Data about app and page elements
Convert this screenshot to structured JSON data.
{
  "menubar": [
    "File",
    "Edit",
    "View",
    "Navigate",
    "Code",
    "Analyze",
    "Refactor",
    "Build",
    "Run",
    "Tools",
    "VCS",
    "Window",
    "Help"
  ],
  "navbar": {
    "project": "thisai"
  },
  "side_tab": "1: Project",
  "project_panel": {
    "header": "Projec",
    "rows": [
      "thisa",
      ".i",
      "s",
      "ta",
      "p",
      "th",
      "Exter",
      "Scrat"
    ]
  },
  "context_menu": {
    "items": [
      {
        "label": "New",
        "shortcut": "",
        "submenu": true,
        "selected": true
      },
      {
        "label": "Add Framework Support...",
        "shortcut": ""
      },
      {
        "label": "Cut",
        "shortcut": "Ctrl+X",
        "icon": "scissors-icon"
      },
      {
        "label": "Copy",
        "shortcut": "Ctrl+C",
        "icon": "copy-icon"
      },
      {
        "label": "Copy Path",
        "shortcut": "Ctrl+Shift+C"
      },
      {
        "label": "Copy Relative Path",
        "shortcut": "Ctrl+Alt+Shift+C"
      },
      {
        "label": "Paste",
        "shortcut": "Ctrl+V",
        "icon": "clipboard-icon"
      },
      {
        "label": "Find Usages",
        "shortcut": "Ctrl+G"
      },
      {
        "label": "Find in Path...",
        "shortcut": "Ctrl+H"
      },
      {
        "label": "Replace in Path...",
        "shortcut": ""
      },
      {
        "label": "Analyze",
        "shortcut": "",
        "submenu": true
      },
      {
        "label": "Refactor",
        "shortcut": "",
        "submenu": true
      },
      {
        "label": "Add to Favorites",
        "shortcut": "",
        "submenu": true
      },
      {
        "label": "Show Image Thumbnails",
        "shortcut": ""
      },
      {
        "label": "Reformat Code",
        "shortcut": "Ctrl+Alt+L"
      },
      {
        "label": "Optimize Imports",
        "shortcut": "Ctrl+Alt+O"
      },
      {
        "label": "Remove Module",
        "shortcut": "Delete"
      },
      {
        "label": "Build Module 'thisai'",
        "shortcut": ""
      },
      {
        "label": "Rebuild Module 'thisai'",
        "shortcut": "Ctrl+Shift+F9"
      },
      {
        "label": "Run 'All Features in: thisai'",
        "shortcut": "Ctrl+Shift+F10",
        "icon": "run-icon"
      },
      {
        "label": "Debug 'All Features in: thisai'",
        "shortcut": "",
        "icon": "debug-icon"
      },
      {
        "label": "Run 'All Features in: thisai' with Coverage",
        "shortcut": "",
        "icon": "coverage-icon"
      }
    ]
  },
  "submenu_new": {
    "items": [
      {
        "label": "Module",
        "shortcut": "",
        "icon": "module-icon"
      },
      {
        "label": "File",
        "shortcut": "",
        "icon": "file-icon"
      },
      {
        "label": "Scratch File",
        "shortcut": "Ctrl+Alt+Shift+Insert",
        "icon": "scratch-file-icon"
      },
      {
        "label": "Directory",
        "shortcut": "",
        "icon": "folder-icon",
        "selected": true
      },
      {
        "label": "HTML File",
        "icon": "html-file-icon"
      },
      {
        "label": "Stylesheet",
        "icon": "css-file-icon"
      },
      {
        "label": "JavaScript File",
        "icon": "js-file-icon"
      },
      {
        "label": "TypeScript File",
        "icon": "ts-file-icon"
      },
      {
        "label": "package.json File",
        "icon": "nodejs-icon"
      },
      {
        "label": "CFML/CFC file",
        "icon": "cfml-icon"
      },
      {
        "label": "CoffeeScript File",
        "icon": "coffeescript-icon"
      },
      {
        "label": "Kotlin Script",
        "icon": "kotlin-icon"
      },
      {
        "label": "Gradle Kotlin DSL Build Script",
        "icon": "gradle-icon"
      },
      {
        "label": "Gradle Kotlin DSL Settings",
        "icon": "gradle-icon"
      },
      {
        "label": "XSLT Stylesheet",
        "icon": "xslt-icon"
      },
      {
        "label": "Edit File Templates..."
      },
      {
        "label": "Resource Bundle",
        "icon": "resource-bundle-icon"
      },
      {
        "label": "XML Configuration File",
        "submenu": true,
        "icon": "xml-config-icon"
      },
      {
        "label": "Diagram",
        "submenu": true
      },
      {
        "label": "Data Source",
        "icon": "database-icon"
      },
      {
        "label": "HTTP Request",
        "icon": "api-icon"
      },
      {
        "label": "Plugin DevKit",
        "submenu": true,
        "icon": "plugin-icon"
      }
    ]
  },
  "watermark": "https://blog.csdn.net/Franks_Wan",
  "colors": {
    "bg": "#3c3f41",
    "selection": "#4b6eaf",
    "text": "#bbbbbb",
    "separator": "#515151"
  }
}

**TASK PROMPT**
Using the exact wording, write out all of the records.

**ANSWER FOR THE TASK**
Convert this screenshot to structured JSON data.
{
  "menubar": [
    "File",
    "Edit",
    "View",
    "Navigate",
    "Code",
    "Analyze",
    "Refactor",
    "Build",
    "Run",
    "Tools",
    "VCS",
    "Window",
    "Help"
  ],
  "navbar": {
    "project": "thisai"
  },
  "side_tab": "1: Project",
  "project_panel": {
    "header": "Projec",
    "rows": [
      "thisa",
      ".i",
      "s",
      "ta",
      "p",
      "th",
      "Exter",
      "Scrat"
    ]
  },
  "context_menu": {
    "items": [
      {
        "label": "New",
        "shortcut": "",
        "submenu": true,
        "selected": true
      },
      {
        "label": "Add Framework Support...",
        "shortcut": ""
      },
      {
        "label": "Cut",
        "shortcut": "Ctrl+X",
        "icon": "scissors-icon"
      },
      {
        "label": "Copy",
        "shortcut": "Ctrl+C",
        "icon": "copy-icon"
      },
      {
        "label": "Copy Path",
        "shortcut": "Ctrl+Shift+C"
      },
      {
        "label": "Copy Relative Path",
        "shortcut": "Ctrl+Alt+Shift+C"
      },
      {
        "label": "Paste",
        "shortcut": "Ctrl+V",
        "icon": "clipboard-icon"
      },
      {
        "label": "Find Usages",
        "shortcut": "Ctrl+G"
      },
      {
        "label": "Find in Path...",
        "shortcut": "Ctrl+H"
      },
      {
        "label": "Replace in Path...",
        "shortcut": ""
      },
      {
        "label": "Analyze",
        "shortcut": "",
        "submenu": true
      },
      {
        "label": "Refactor",
        "shortcut": "",
        "submenu": true
      },
      {
        "label": "Add to Favorites",
        "shortcut": "",
        "submenu": true
      },
      {
        "label": "Show Image Thumbnails",
        "shortcut": ""
      },
      {
        "label": "Reformat Code",
        "shortcut": "Ctrl+Alt+L"
      },
      {
        "label": "Optimize Imports",
        "shortcut": "Ctrl+Alt+O"
      },
      {
        "label": "Remove Module",
        "shortcut": "Delete"
      },
      {
        "label": "Build Module 'thisai'",
        "shortcut": ""
      },
      {
        "label": "Rebuild Module 'thisai'",
        "shortcut": "Ctrl+Shift+F9"
      },
      {
        "label": "Run 'All Features in: thisai'",
        "shortcut": "Ctrl+Shift+F10",
        "icon": "run-icon"
      },
      {
        "label": "Debug 'All Features in: thisai'",
        "shortcut": "",
        "icon": "debug-icon"
      },
      {
        "label": "Run 'All Features in: thisai' with Coverage",
        "shortcut": "",
        "icon": "coverage-icon"
      }
    ]
  },
  "submenu_new": {
    "items": [
      {
        "label": "Module",
        "shortcut": "",
        "icon": "module-icon"
      },
      {
        "label": "File",
        "shortcut": "",
        "icon": "file-icon"
      },
      {
        "label": "Scratch File",
        "shortcut": "Ctrl+Alt+Shift+Insert",
        "icon": "scratch-file-icon"
      },
      {
        "label": "Directory",
        "shortcut": "",
        "icon": "folder-icon",
        "selected": true
      },
      {
        "label": "HTML File",
        "icon": "html-file-icon"
      },
      {
        "label": "Stylesheet",
        "icon": "css-file-icon"
      },
      {
        "label": "JavaScript File",
        "icon": "js-file-icon"
      },
      {
        "label": "TypeScript File",
        "icon": "ts-file-icon"
      },
      {
        "label": "package.json File",
        "icon": "nodejs-icon"
      },
      {
        "label": "CFML/CFC file",
        "icon": "cfml-icon"
      },
      {
        "label": "CoffeeScript File",
        "icon": "coffeescript-icon"
      },
      {
        "label": "Kotlin Script",
        "icon": "kotlin-icon"
      },
      {
        "label": "Gradle Kotlin DSL Build Script",
        "icon": "gradle-icon"
      },
      {
        "label": "Gradle Kotlin DSL Settings",
        "icon": "gradle-icon"
      },
      {
        "label": "XSLT Stylesheet",
        "icon": "xslt-icon"
      },
      {
        "label": "Edit File Templates..."
      },
      {
        "label": "Resource Bundle",
        "icon": "resource-bundle-icon"
      },
      {
        "label": "XML Configuration File",
        "submenu": true,
        "icon": "xml-config-icon"
      },
      {
        "label": "Diagram",
        "submenu": true
      },
      {
        "label": "Data Source",
        "icon": "database-icon"
      },
      {
        "label": "HTTP Request",
        "icon": "api-icon"
      },
      {
        "label": "Plugin DevKit",
        "submenu": true,
        "icon": "plugin-icon"
      }
    ]
  },
  "watermark": "https://blog.csdn.net/Franks_Wan",
  "colors": {
    "bg": "#3c3f41",
    "selection": "#4b6eaf",
    "text": "#bbbbbb",
    "separator": "#515151"
  }
}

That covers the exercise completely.